**BRIEF:** Every line below is to be given again precisely; images are to be left out.

____ DATA RECORDS

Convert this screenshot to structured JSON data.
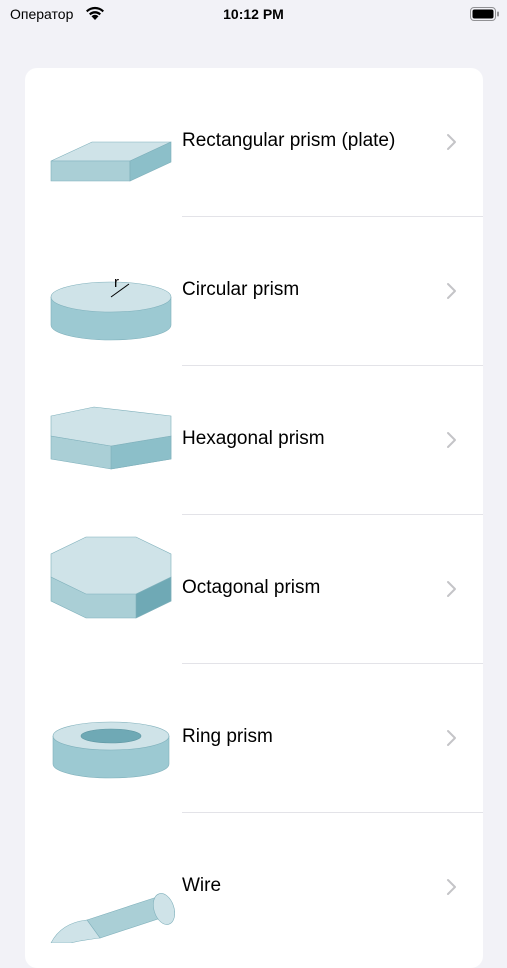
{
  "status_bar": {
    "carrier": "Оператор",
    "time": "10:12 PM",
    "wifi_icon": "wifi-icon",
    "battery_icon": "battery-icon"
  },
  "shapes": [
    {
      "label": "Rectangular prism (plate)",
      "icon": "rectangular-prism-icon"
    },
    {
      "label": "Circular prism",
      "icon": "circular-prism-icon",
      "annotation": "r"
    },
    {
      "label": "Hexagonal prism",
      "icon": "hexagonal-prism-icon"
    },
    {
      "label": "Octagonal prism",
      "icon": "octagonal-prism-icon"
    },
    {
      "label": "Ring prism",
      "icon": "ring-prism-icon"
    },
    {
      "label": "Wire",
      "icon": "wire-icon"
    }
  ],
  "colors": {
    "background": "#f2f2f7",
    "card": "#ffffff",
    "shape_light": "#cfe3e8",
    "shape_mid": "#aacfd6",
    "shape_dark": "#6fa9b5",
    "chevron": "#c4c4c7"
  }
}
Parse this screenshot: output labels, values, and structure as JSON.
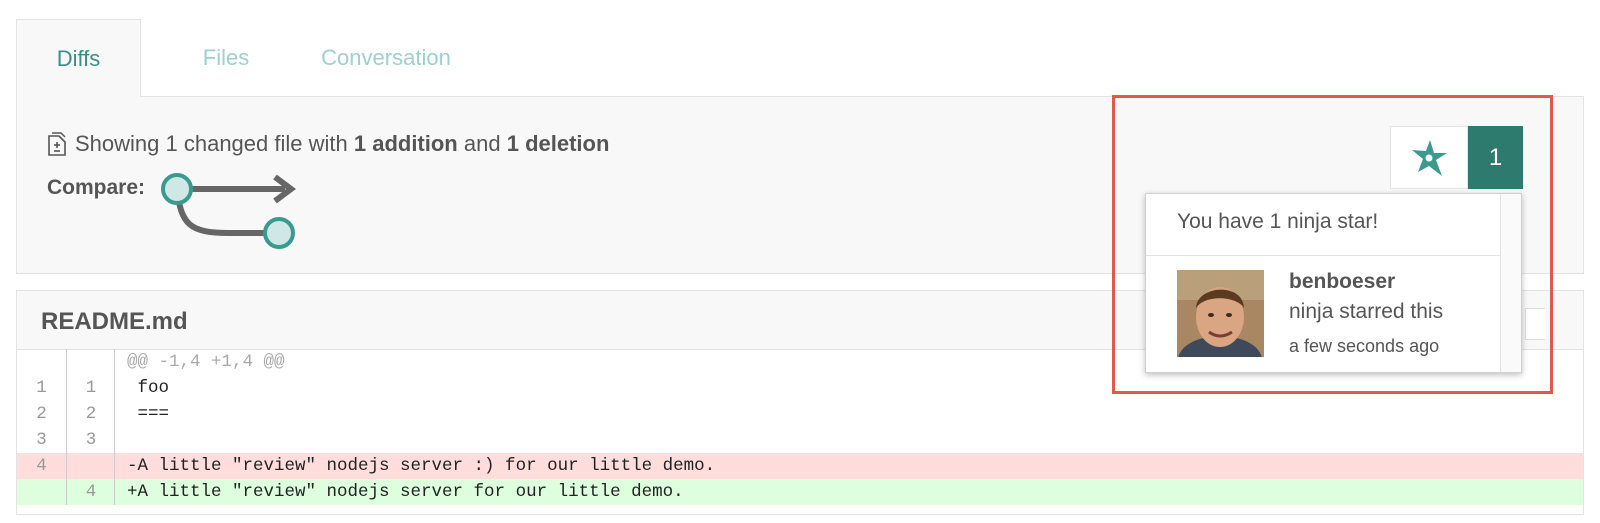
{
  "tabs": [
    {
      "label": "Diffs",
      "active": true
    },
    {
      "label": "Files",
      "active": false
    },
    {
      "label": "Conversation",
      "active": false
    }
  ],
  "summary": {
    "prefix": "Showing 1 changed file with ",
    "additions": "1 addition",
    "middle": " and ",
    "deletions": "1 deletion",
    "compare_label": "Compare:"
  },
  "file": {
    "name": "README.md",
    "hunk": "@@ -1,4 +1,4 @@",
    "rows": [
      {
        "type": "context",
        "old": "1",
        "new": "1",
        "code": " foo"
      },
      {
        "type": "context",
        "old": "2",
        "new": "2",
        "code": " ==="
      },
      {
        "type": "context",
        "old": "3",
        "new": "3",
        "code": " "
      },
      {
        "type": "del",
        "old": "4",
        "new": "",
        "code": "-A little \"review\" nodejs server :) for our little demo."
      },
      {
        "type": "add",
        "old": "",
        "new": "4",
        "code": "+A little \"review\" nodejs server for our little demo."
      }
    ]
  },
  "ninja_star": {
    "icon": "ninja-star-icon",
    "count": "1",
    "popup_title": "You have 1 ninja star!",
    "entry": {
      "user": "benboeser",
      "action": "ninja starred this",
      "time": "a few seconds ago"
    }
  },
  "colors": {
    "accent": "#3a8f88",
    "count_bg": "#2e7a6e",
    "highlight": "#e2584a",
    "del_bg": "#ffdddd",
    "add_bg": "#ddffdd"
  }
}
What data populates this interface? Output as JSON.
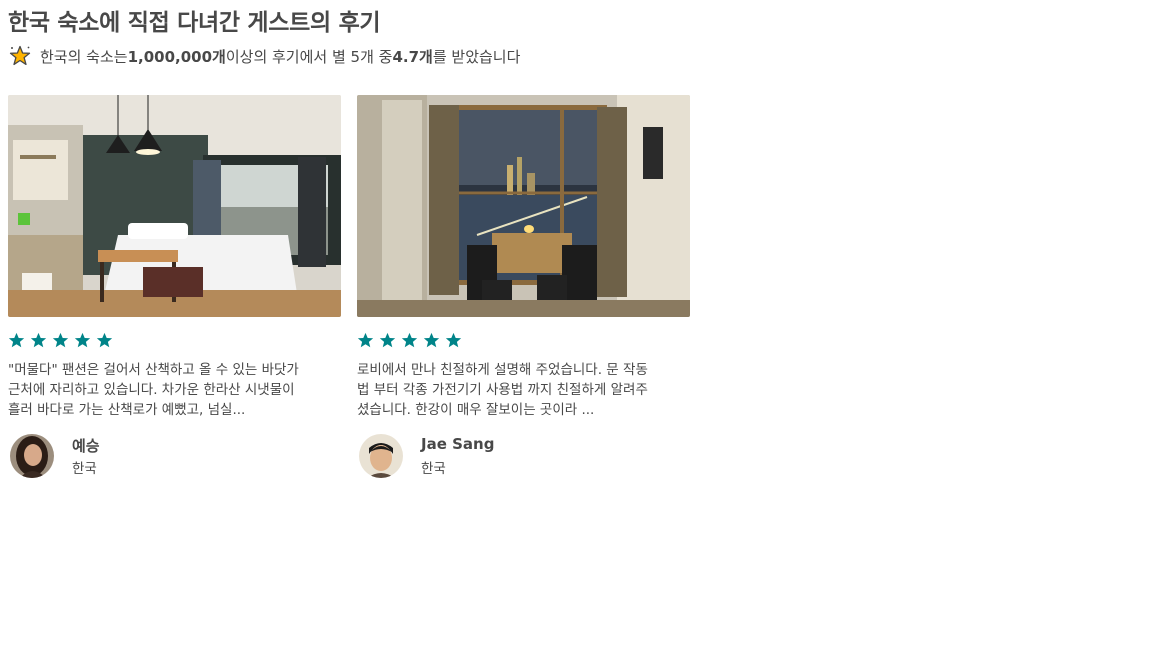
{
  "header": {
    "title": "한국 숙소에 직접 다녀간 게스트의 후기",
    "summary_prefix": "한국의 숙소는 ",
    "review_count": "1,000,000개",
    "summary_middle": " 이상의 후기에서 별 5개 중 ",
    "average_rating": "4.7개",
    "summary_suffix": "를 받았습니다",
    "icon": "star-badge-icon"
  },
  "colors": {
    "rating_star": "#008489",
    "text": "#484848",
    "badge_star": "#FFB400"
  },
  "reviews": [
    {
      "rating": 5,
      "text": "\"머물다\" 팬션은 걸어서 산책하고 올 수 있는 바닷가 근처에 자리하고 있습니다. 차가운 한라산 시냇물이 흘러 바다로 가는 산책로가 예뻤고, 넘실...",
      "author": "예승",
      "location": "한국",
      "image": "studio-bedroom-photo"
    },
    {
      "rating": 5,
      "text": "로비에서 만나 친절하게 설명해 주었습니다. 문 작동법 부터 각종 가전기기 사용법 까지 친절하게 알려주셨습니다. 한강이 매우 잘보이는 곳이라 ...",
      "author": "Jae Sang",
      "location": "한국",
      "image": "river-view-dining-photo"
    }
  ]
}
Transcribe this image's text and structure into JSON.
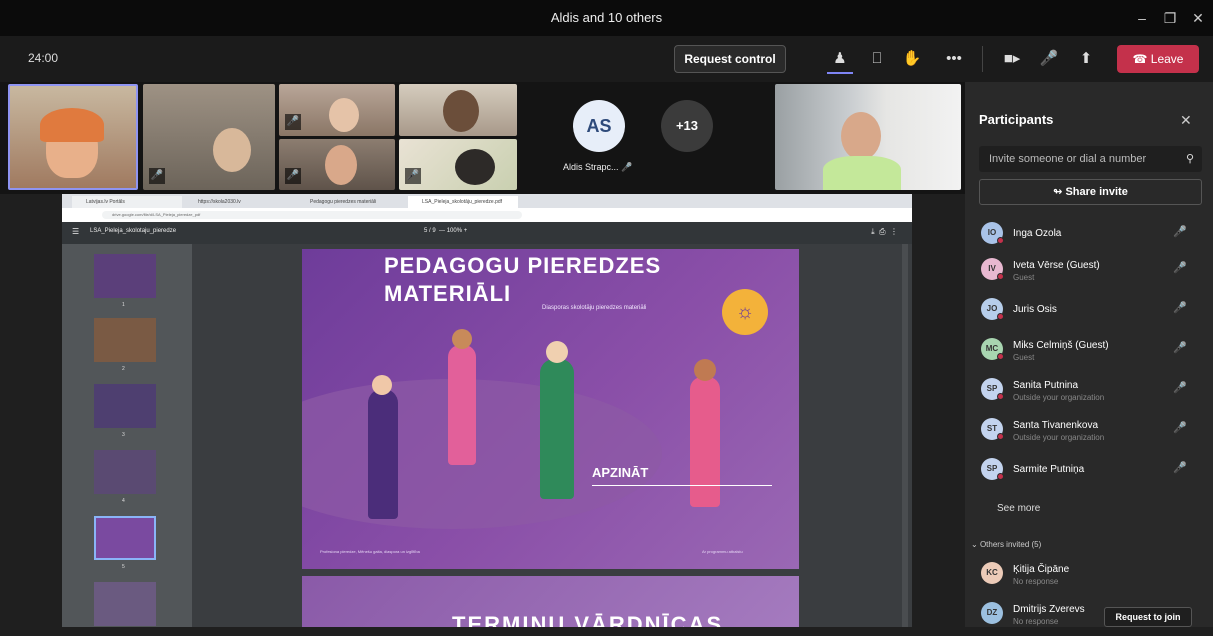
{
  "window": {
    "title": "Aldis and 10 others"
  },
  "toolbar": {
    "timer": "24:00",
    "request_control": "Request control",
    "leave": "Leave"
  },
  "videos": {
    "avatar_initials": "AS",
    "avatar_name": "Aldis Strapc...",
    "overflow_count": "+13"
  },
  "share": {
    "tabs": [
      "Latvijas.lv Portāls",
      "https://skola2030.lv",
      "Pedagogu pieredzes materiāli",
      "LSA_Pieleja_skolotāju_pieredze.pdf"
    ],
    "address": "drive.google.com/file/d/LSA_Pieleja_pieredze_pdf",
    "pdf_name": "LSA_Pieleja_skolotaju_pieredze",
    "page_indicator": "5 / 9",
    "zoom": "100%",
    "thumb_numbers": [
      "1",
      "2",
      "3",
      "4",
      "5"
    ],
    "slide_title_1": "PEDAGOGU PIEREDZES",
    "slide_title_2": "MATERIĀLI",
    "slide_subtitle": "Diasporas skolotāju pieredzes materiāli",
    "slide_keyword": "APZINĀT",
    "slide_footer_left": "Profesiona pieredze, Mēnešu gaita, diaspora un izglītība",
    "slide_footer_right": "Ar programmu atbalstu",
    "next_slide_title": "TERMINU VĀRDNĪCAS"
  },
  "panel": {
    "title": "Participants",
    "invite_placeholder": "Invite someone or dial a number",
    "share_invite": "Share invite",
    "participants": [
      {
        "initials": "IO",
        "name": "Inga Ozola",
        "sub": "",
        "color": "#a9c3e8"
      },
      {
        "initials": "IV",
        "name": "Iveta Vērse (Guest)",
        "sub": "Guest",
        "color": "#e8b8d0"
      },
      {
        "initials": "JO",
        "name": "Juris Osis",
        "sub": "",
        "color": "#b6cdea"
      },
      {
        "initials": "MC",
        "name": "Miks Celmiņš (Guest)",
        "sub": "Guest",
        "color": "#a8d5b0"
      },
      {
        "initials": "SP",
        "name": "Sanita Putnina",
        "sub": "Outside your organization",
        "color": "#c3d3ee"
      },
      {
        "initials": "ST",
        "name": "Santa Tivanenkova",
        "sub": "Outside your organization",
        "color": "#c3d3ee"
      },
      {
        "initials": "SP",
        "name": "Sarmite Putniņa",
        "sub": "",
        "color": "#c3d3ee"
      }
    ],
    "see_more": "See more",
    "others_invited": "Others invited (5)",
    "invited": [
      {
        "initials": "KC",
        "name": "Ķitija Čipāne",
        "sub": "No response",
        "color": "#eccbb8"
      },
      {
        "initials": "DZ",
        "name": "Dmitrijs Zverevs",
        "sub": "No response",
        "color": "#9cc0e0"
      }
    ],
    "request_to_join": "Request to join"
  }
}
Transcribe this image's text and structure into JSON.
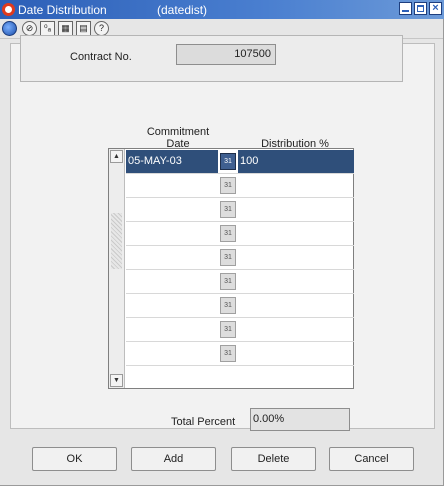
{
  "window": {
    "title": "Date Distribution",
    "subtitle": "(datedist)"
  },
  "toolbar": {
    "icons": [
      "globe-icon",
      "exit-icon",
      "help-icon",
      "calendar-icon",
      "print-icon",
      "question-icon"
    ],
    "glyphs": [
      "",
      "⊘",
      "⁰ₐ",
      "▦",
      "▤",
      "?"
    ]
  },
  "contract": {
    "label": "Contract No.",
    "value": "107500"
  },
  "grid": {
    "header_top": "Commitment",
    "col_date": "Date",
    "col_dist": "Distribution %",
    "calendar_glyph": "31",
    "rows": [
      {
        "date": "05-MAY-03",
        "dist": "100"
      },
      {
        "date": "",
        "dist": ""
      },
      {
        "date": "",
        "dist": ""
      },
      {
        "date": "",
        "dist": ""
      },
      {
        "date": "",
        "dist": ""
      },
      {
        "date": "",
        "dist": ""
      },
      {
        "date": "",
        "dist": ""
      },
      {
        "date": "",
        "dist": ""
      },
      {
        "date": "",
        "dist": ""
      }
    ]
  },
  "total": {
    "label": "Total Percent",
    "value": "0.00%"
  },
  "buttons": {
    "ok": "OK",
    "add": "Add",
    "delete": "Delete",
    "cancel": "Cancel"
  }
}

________

**EXERCISE ANSWER:**
Convert this screenshot to structured JSON data.
{
  "status_bar": {
    "carrier": "Оператор",
    "time": "10:12 PM",
    "wifi_icon": "wifi-icon",
    "battery_icon": "battery-icon"
  },
  "shapes": [
    {
      "label": "Rectangular prism (plate)",
      "icon": "rectangular-prism-icon"
    },
    {
      "label": "Circular prism",
      "icon": "circular-prism-icon",
      "annotation": "r"
    },
    {
      "label": "Hexagonal prism",
      "icon": "hexagonal-prism-icon"
    },
    {
      "label": "Octagonal prism",
      "icon": "octagonal-prism-icon"
    },
    {
      "label": "Ring prism",
      "icon": "ring-prism-icon"
    },
    {
      "label": "Wire",
      "icon": "wire-icon"
    }
  ],
  "colors": {
    "background": "#f2f2f7",
    "card": "#ffffff",
    "shape_light": "#cfe3e8",
    "shape_mid": "#aacfd6",
    "shape_dark": "#6fa9b5",
    "chevron": "#c4c4c7"
  }
}
Parse this screenshot: output labels, values, and structure as JSON.
{
  "tabs": [
    {
      "label": "Diffs",
      "active": true
    },
    {
      "label": "Files",
      "active": false
    },
    {
      "label": "Conversation",
      "active": false
    }
  ],
  "summary": {
    "prefix": "Showing 1 changed file with ",
    "additions": "1 addition",
    "middle": " and ",
    "deletions": "1 deletion",
    "compare_label": "Compare:"
  },
  "file": {
    "name": "README.md",
    "hunk": "@@ -1,4 +1,4 @@",
    "rows": [
      {
        "type": "context",
        "old": "1",
        "new": "1",
        "code": " foo"
      },
      {
        "type": "context",
        "old": "2",
        "new": "2",
        "code": " ==="
      },
      {
        "type": "context",
        "old": "3",
        "new": "3",
        "code": " "
      },
      {
        "type": "del",
        "old": "4",
        "new": "",
        "code": "-A little \"review\" nodejs server :) for our little demo."
      },
      {
        "type": "add",
        "old": "",
        "new": "4",
        "code": "+A little \"review\" nodejs server for our little demo."
      }
    ]
  },
  "ninja_star": {
    "icon": "ninja-star-icon",
    "count": "1",
    "popup_title": "You have 1 ninja star!",
    "entry": {
      "user": "benboeser",
      "action": "ninja starred this",
      "time": "a few seconds ago"
    }
  },
  "colors": {
    "accent": "#3a8f88",
    "count_bg": "#2e7a6e",
    "highlight": "#e2584a",
    "del_bg": "#ffdddd",
    "add_bg": "#ddffdd"
  }
}
What data populates this interface? Output as JSON.
{
  "header": {
    "title": "한국 숙소에 직접 다녀간 게스트의 후기",
    "summary_prefix": "한국의 숙소는 ",
    "review_count": "1,000,000개",
    "summary_middle": " 이상의 후기에서 별 5개 중 ",
    "average_rating": "4.7개",
    "summary_suffix": "를 받았습니다",
    "icon": "star-badge-icon"
  },
  "colors": {
    "rating_star": "#008489",
    "text": "#484848",
    "badge_star": "#FFB400"
  },
  "reviews": [
    {
      "rating": 5,
      "text": "\"머물다\" 팬션은 걸어서 산책하고 올 수 있는 바닷가 근처에 자리하고 있습니다. 차가운 한라산 시냇물이 흘러 바다로 가는 산책로가 예뻤고, 넘실...",
      "author": "예승",
      "location": "한국",
      "image": "studio-bedroom-photo"
    },
    {
      "rating": 5,
      "text": "로비에서 만나 친절하게 설명해 주었습니다. 문 작동법 부터 각종 가전기기 사용법 까지 친절하게 알려주셨습니다. 한강이 매우 잘보이는 곳이라 ...",
      "author": "Jae Sang",
      "location": "한국",
      "image": "river-view-dining-photo"
    }
  ]
}
Transcribe this image's text and structure into JSON.
{
  "window": {
    "title": "Aldis and 10 others"
  },
  "toolbar": {
    "timer": "24:00",
    "request_control": "Request control",
    "leave": "Leave"
  },
  "videos": {
    "avatar_initials": "AS",
    "avatar_name": "Aldis Strapc...",
    "overflow_count": "+13"
  },
  "share": {
    "tabs": [
      "Latvijas.lv Portāls",
      "https://skola2030.lv",
      "Pedagogu pieredzes materiāli",
      "LSA_Pieleja_skolotāju_pieredze.pdf"
    ],
    "address": "drive.google.com/file/d/LSA_Pieleja_pieredze_pdf",
    "pdf_name": "LSA_Pieleja_skolotaju_pieredze",
    "page_indicator": "5 / 9",
    "zoom": "100%",
    "thumb_numbers": [
      "1",
      "2",
      "3",
      "4",
      "5"
    ],
    "slide_title_1": "PEDAGOGU PIEREDZES",
    "slide_title_2": "MATERIĀLI",
    "slide_subtitle": "Diasporas skolotāju pieredzes materiāli",
    "slide_keyword": "APZINĀT",
    "slide_footer_left": "Profesiona pieredze, Mēnešu gaita, diaspora un izglītība",
    "slide_footer_right": "Ar programmu atbalstu",
    "next_slide_title": "TERMINU VĀRDNĪCAS"
  },
  "panel": {
    "title": "Participants",
    "invite_placeholder": "Invite someone or dial a number",
    "share_invite": "Share invite",
    "participants": [
      {
        "initials": "IO",
        "name": "Inga Ozola",
        "sub": "",
        "color": "#a9c3e8"
      },
      {
        "initials": "IV",
        "name": "Iveta Vērse (Guest)",
        "sub": "Guest",
        "color": "#e8b8d0"
      },
      {
        "initials": "JO",
        "name": "Juris Osis",
        "sub": "",
        "color": "#b6cdea"
      },
      {
        "initials": "MC",
        "name": "Miks Celmiņš (Guest)",
        "sub": "Guest",
        "color": "#a8d5b0"
      },
      {
        "initials": "SP",
        "name": "Sanita Putnina",
        "sub": "Outside your organization",
        "color": "#c3d3ee"
      },
      {
        "initials": "ST",
        "name": "Santa Tivanenkova",
        "sub": "Outside your organization",
        "color": "#c3d3ee"
      },
      {
        "initials": "SP",
        "name": "Sarmite Putniņa",
        "sub": "",
        "color": "#c3d3ee"
      }
    ],
    "see_more": "See more",
    "others_invited": "Others invited (5)",
    "invited": [
      {
        "initials": "KC",
        "name": "Ķitija Čipāne",
        "sub": "No response",
        "color": "#eccbb8"
      },
      {
        "initials": "DZ",
        "name": "Dmitrijs Zverevs",
        "sub": "No response",
        "color": "#9cc0e0"
      }
    ],
    "request_to_join": "Request to join"
  }
}
Transcribe this image's text and structure into JSON.
{
  "window": {
    "title": "Date Distribution",
    "subtitle": "(datedist)"
  },
  "toolbar": {
    "icons": [
      "globe-icon",
      "exit-icon",
      "help-icon",
      "calendar-icon",
      "print-icon",
      "question-icon"
    ],
    "glyphs": [
      "",
      "⊘",
      "⁰ₐ",
      "▦",
      "▤",
      "?"
    ]
  },
  "contract": {
    "label": "Contract No.",
    "value": "107500"
  },
  "grid": {
    "header_top": "Commitment",
    "col_date": "Date",
    "col_dist": "Distribution %",
    "calendar_glyph": "31",
    "rows": [
      {
        "date": "05-MAY-03",
        "dist": "100"
      },
      {
        "date": "",
        "dist": ""
      },
      {
        "date": "",
        "dist": ""
      },
      {
        "date": "",
        "dist": ""
      },
      {
        "date": "",
        "dist": ""
      },
      {
        "date": "",
        "dist": ""
      },
      {
        "date": "",
        "dist": ""
      },
      {
        "date": "",
        "dist": ""
      },
      {
        "date": "",
        "dist": ""
      }
    ]
  },
  "total": {
    "label": "Total Percent",
    "value": "0.00%"
  },
  "buttons": {
    "ok": "OK",
    "add": "Add",
    "delete": "Delete",
    "cancel": "Cancel"
  }
}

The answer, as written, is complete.